Her moment of decision was a bit just add water  without the need of rinse and repeat of real life, but this IS a romance novel and not a psychological analysis of frontier life.  Through interaction in a small community and the commitment to teach while living a useful life, she cements respect and affection that borders on too sweet without crossing the line.  I don't believe it would be so easy or happen so quickly, but I know continuing to walk with dignity and self-respect does eventually make a difference, even if it is only in an ability to sleep well at night and face the day with anticipation instead of dread.

I decided there is only one thing I cannot live without, and see no solution at present.” She took a deep breath. “My son. He should be with me.”

No, she didn't win everyone over; not even when the truth of her circumstances was revealed.  She did make a place for herself that suited her nature.  Neither does Susanna give up hope her son will be restored to her, though it is hard to hang on to many hours of the day.  This felt true and oh so familiar.  She was definitely a woman of her times, but also a woman of gentler temperament and the fact she ran to save her life is probably the only out of character behavior she ever exhibited.  I imagine readers with different temperaments or modern perspective will find her ... less than a heroine.  That's all right, there are plenty of books with fiery, feisty, and bold women to read instead.  Quite courage that plods along has its place in the world as well as romance land.

Susanna fell into the rhythm of work, fitting her mind to the never-changing routine of an army garrison. The regularity of bugle calls and order was a balm to her soul. Now that she had made her personal peace with her cousin, she discovered how little it mattered to her what anyone else felt....No other families unbent enough to send their children to the warehouse, but Susanna was not one to search for grand success. Life had taught her how unlikely that was.

Joseph is a Kelly Hero and one of the many reasons I love her books.  He had his own demons and doubts but he walked through the nightmare days and reached this side of numb by the time he met Susanna.  His charming manners, stout humor and good-natured nagging is precisely how he did so.  That, and a great deal of work with perhaps an extra helping of pride on those really bad days, kept him sane and functional.  He would not make his sacrifices be for nothing or diminish his wife's worth by spiraling into despair.  From concern to curiosity to attraction and then love; Joe did not rush his own emotions any more than he did Susanna's.  I appreciate that respect for the reader as well as the characters.

I just want to put the heart back in you, Susanna,” he whispered. The thought struck him that maybe she was doing the same thing to him, probably without even knowing it.

Susanna put her hand over his. “These are difficult times.
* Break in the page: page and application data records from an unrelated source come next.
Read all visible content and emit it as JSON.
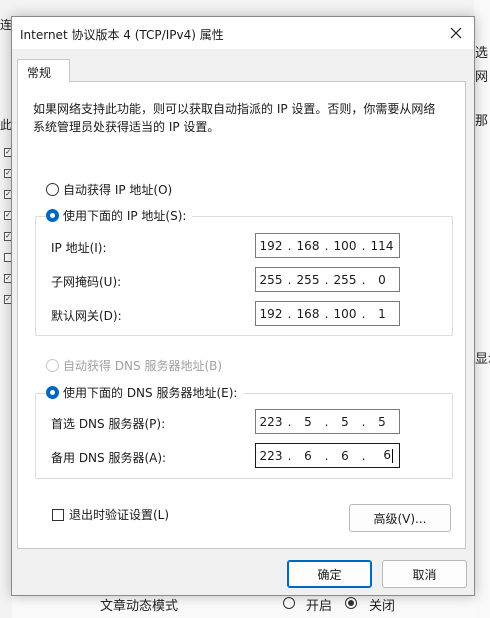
{
  "background": {
    "left_fragments": [
      "连",
      "此"
    ],
    "right_fragments": [
      "选",
      "网",
      "那",
      "显示"
    ],
    "bottom_label": "文章动态模式",
    "bottom_options": [
      "开启",
      "关闭"
    ]
  },
  "dialog": {
    "title": "Internet 协议版本 4 (TCP/IPv4) 属性",
    "tab_label": "常规",
    "intro_text": "如果网络支持此功能，则可以获取自动指派的 IP 设置。否则，你需要从网络系统管理员处获得适当的 IP 设置。",
    "ip_auto_label": "自动获得 IP 地址(O)",
    "ip_manual_label": "使用下面的 IP 地址(S):",
    "ip_fields": {
      "ip_label": "IP 地址(I):",
      "ip_value": [
        "192",
        "168",
        "100",
        "114"
      ],
      "mask_label": "子网掩码(U):",
      "mask_value": [
        "255",
        "255",
        "255",
        "0"
      ],
      "gateway_label": "默认网关(D):",
      "gateway_value": [
        "192",
        "168",
        "100",
        "1"
      ]
    },
    "dns_auto_label": "自动获得 DNS 服务器地址(B)",
    "dns_manual_label": "使用下面的 DNS 服务器地址(E):",
    "dns_fields": {
      "preferred_label": "首选 DNS 服务器(P):",
      "preferred_value": [
        "223",
        "5",
        "5",
        "5"
      ],
      "alternate_label": "备用 DNS 服务器(A):",
      "alternate_value": [
        "223",
        "6",
        "6",
        "6"
      ]
    },
    "validate_label": "退出时验证设置(L)",
    "advanced_button": "高级(V)...",
    "ok_button": "确定",
    "cancel_button": "取消"
  },
  "colors": {
    "accent": "#0067c0",
    "dialog_bg": "#f0f0f0",
    "panel_bg": "#ffffff"
  }
}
Perhaps we had better just remain fond.”

The traditional romance has become annoying to many readers.  The new formula seems to be: Attraction must be instant, temptation must be stronger than self-control, and thoughts of consequences are for dismissing in the heat of the moment since they'll be circumvented quickly enough by HEA.  Joseph and Susanna believe it is better to be hesitant until certain.  Whether this is a traditional response or not, it is reasonable for these characters.

As Susanna healed and learned to let go of hurts; Joe walked with her. Admitting his own weaknesses and strengths, taking those same steps because he wanted to be sure, not because he was compelled by the ache in his groin or the lust in his belly, made him a believable hero for me.  Their romance progressed from an emotional connection to physical attraction; from tentative friendship to earnest commitment and I think Ms. Kelly portrayed this very well.

Finally, mindful of spoilers, there are no dangling threads or forced march epilogue - Thank You So Much!  The story does leave you certain that whatever the future brings, they will manage to live, and love, without hesitation.

No comments:

Post a Comment